We became used to the incessant noise of clanking halyards and flapping canvas, snuggling up with extra thick socks, blankets and fleeces to stay warm at night! Steve started to do small repairs, as he couldn’t do anything that meant leaving the shelter of the tent. Is this really ‘flaming June’?
The somewhat extreme weather conditions, particularly given that its June, meant working outside was impossible, and we’re still waiting for Andy at St Osyths to cut the larch we bought last time we were here. Beverley busied herself with various tasks that could be done inside the van.
Steve took the opportunity to look more closely at the boards which weren’t being replaced. Carefully crafted graving pieces and splines were made up, glued in place and sanded down. The weather brightened for one weekend, briefly, and Deborah came up to visit from London. We were even able to open up the van and put the awning out to sit in the sunshine! Not for long though, and we still hadn’t heard from Andy to collect the larch. As Steve continued with the ‘final touches’ to frames and floors, the weather turned for the worse again and we decided to head for home, well satisfied with the work done, despite the weather. As we crossed the Orwell Bridge, there’s a phonecall from Andy, ‘Your wood’s ready to collect’. Too late to turn back, so there will have to be an alternative plan.
Early March 2009 finds us in Nantwich, combining a trip out to the garden centre at Bridgemere for Mum with collecting an 8 foot long piece of sawn opepe from Anderson Sawmills, Doddington Park Farm, destined to be the new stern post. Safely installed in the Bongo it’s taken down to Woodbridge while Steve considers options. With the engine removed, it was clear that lining up the sterntube would be quite a challenge.
After a trip to Robertsons, just up the Deben, to enlist their help in drilling the hole, Steve started to measure up and fashion the stern post.
In April Paul starts work on the planking, and makes good progress! Its good to see the curve of the renowned elliptical counter taking shape again with three planks right up to the stern by the end of the month.
However, after more discussions, sucking of teeth and considerable periods of thinking around the options . . . the momentous decision is made to remove the stem, meaning a forced break in planking until we’d re-assessed the scope of the project.

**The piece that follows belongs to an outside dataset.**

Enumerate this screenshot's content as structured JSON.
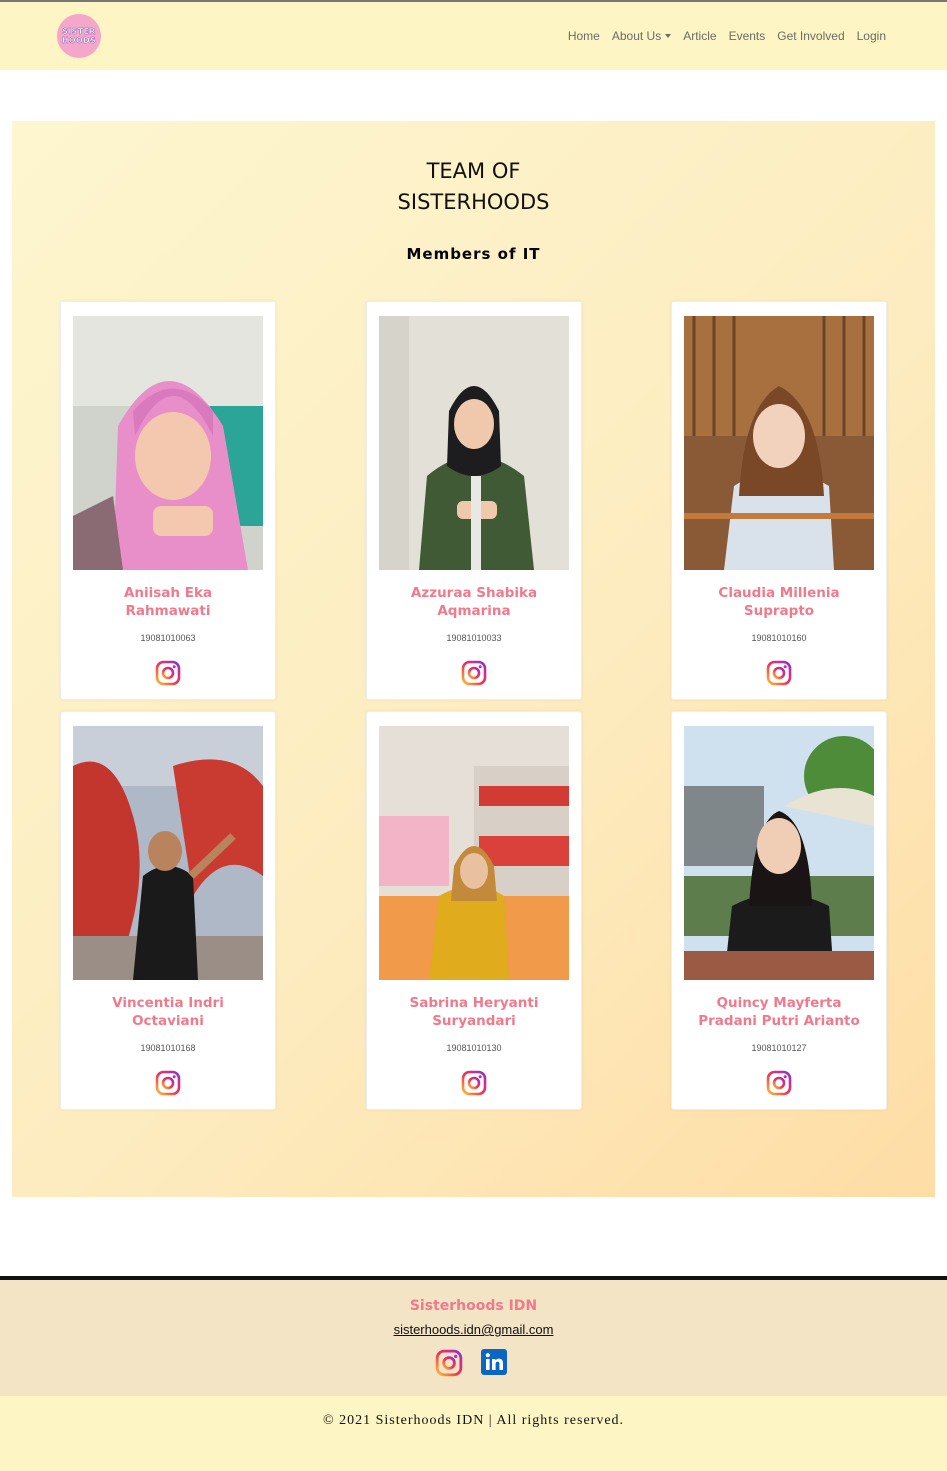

This was going to be a big job, and Steve went in search of wood again, finally deciding to laminate with idigbo. The wood was sourced at the beginning of May, and sawn into 30 strips for laminating, at Gregory’s of Tansley, near Matlock.
A month of hard work results in a brand new stem, just right to fit into the Bongo for transport down to Woodbridge! After carefully scarfing the oak into the idigbo laminate, the final piece was too heavy for Paul and Steve to handle. Yes, they had to cut it before fitting in place at the end of August.
Once cut to size and aligned, the stern was taken to Robertsons in October for drilling, and after a couple of days an excellent job was done! Its in place by the autumn, fitting snugly up against the repaired (and new) planks and garboard, all painted with red oxide. November and December found Steve in Woodbridge, still making excellent progress, despite the sub-zero temperatures!
In the Spring, we’ll be ready to continue planking after all the setbacks this year! The new frames are at last in place and the spars have been re-sited in the roof of the tent to make room for working on the port side.